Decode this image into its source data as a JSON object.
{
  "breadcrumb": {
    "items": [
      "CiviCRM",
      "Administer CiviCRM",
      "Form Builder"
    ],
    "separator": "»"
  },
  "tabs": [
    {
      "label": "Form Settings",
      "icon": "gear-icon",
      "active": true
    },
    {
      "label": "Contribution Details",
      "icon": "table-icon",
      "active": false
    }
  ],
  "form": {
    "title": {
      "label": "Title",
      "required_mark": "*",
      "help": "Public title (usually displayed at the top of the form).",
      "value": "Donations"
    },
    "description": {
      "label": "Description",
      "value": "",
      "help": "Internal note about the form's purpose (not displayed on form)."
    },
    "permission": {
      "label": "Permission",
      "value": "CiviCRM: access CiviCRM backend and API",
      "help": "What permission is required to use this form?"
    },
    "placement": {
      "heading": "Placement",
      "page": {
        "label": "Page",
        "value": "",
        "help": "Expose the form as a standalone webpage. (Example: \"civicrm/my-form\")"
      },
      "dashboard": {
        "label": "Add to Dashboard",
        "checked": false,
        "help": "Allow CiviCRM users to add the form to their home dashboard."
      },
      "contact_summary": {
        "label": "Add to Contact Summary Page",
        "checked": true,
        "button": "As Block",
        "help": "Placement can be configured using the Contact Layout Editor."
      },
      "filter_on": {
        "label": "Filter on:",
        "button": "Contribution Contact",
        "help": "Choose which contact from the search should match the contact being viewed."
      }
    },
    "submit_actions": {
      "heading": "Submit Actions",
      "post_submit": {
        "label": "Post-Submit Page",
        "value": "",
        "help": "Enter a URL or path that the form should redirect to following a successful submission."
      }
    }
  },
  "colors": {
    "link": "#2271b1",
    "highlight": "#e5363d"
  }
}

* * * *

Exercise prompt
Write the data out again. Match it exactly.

Answer box
Decode this image into its source data as a JSON object.
{
  "breadcrumb": {
    "items": [
      "CiviCRM",
      "Administer CiviCRM",
      "Form Builder"
    ],
    "separator": "»"
  },
  "tabs": [
    {
      "label": "Form Settings",
      "icon": "gear-icon",
      "active": true
    },
    {
      "label": "Contribution Details",
      "icon": "table-icon",
      "active": false
    }
  ],
  "form": {
    "title": {
      "label": "Title",
      "required_mark": "*",
      "help": "Public title (usually displayed at the top of the form).",
      "value": "Donations"
    },
    "description": {
      "label": "Description",
      "value": "",
      "help": "Internal note about the form's purpose (not displayed on form)."
    },
    "permission": {
      "label": "Permission",
      "value": "CiviCRM: access CiviCRM backend and API",
      "help": "What permission is required to use this form?"
    },
    "placement": {
      "heading": "Placement",
      "page": {
        "label": "Page",
        "value": "",
        "help": "Expose the form as a standalone webpage. (Example: \"civicrm/my-form\")"
      },
      "dashboard": {
        "label": "Add to Dashboard",
        "checked": false,
        "help": "Allow CiviCRM users to add the form to their home dashboard."
      },
      "contact_summary": {
        "label": "Add to Contact Summary Page",
        "checked": true,
        "button": "As Block",
        "help": "Placement can be configured using the Contact Layout Editor."
      },
      "filter_on": {
        "label": "Filter on:",
        "button": "Contribution Contact",
        "help": "Choose which contact from the search should match the contact being viewed."
      }
    },
    "submit_actions": {
      "heading": "Submit Actions",
      "post_submit": {
        "label": "Post-Submit Page",
        "value": "",
        "help": "Enter a URL or path that the form should redirect to following a successful submission."
      }
    }
  },
  "colors": {
    "link": "#2271b1",
    "highlight": "#e5363d"
  }
}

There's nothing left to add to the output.